### TASK INPUT ###

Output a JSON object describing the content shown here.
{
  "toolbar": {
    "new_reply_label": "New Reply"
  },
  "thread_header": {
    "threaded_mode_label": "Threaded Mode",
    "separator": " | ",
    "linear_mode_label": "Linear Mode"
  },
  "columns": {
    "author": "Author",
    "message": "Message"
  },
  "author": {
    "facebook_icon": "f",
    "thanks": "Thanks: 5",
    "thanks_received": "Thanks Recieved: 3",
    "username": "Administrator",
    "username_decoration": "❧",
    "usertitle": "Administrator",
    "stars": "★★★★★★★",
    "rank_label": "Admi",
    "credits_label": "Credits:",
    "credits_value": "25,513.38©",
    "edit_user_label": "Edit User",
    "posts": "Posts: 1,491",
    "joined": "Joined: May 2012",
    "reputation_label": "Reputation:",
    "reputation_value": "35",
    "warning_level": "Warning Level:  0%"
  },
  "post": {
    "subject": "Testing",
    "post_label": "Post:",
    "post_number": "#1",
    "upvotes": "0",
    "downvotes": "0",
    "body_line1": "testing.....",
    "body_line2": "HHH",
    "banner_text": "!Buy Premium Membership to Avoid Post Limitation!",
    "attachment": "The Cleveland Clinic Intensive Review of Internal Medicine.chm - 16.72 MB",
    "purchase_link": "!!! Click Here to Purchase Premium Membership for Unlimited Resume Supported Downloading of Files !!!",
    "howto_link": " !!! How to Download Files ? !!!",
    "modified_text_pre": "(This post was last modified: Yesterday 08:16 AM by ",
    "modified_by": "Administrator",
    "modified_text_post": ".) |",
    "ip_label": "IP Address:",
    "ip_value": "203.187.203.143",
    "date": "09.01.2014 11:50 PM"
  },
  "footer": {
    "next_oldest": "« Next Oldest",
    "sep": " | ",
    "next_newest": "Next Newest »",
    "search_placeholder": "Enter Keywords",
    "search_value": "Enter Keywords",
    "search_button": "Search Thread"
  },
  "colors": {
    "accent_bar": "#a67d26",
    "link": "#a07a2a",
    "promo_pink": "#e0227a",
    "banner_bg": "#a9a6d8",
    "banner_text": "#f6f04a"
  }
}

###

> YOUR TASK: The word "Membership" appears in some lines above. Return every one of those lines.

> ANSWER BELOW:
    "banner_text": "!Buy Premium Membership to Avoid Post Limitation!",
    "purchase_link": "!!! Click Here to Purchase Premium Membership for Unlimited Resume Supported Downloading of Files !!!",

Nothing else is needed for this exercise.